If it has been suggested that your baby attend follow-up clinics or participate in an outcome study, it is highly recommended that you take this advice. At times, this commitment can be trying for parents, especially if they live in small towns or rural areas. Moreover, as a child develops and thrives, the need for follow-up visits may seem less necessary, or worse, serve as an unpleasant reminder of the child’s initial need for support at birth. Visits may also serve to reinforce a false sense of frailty as the now healthy and thriving former premature baby may be doing remarkably well in fact.

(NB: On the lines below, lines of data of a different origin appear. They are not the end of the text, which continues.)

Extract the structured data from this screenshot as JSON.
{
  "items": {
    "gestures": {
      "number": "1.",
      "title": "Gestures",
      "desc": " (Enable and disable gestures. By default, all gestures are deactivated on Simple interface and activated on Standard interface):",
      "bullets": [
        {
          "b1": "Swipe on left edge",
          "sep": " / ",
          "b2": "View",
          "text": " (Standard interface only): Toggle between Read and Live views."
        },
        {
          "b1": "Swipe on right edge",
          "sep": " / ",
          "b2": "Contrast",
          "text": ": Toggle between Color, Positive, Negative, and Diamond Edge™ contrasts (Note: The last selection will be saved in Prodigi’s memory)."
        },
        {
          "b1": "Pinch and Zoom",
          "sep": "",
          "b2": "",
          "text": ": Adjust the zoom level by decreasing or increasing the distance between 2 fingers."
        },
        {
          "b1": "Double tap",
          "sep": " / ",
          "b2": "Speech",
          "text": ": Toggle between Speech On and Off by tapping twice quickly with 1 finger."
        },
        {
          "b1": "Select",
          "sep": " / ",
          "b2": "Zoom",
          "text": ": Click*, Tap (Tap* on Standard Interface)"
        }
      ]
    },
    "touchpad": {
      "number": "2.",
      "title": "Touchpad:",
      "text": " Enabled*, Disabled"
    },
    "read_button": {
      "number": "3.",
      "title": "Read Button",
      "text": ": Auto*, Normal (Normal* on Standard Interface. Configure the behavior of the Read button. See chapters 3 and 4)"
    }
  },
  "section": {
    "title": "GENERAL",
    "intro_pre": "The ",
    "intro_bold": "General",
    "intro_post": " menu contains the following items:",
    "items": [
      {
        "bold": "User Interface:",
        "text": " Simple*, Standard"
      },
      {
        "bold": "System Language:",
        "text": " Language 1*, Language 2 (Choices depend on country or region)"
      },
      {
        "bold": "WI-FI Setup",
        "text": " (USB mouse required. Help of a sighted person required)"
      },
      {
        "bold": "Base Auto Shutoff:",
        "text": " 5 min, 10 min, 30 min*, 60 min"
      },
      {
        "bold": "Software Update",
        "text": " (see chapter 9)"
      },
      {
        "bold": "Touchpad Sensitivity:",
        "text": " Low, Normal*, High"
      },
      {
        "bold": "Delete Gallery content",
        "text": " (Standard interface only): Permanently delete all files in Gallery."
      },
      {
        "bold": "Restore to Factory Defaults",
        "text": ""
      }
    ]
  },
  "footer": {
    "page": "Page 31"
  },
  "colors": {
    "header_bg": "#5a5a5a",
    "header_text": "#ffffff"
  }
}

Regardless of parents’ attitude towards the health of their developing child and how follow-up visits influence that attitude, parents should remain realistic and make their judgments based on facts. Follow-up visits will provide the facts that parents need to help bring up a healthy child. It is important that parents encourage their child to the limits of her abilities within the reasonable constraints of safety. Again, follow-up visits will help parents determine what their child’s general limits of ability are and where extra precautions, if any should be taken.
It should be noted that all children get sick; they get colds, stomach aches, ear infections, and growing pains. As these minor ailments begin to occur to a child, parents should keep in mind that these ailments are normal and are not necessarily an indication that a complication previously experienced following birth is coming back.
At the follow-up clinic
In addition to assessing a child’s development and looking out for potential problems, follow-up clinics are also forums for exchanging information. Parents let the clinicians know about their child’s behaviour and clinicians can let parents know what to do about it.
Information of this nature can be difficult for parents to absorb; it’s often new and specific, and parents, since they may be worried about their child, can find themselves overwhelmed.
Here are a few tips to help make the most of follow-up clinic visits:
- Start your own file. Write down what is said at the visits and keep a record. This will help create a running commentary on your child’s progress that can be referred to later.
- Ask lots of questions, even if you suspect that they may not be the smartest questions. No one expects parents to completely understand all of the possible behavioural and physical effects of any condition. If you don’t understand something, ask and don’t feel bad about it. It is better to leave a visit without doubts.
- Make sure your baby’s regular doctor remains aware of the assessments and recommendations of the follow-up clinics.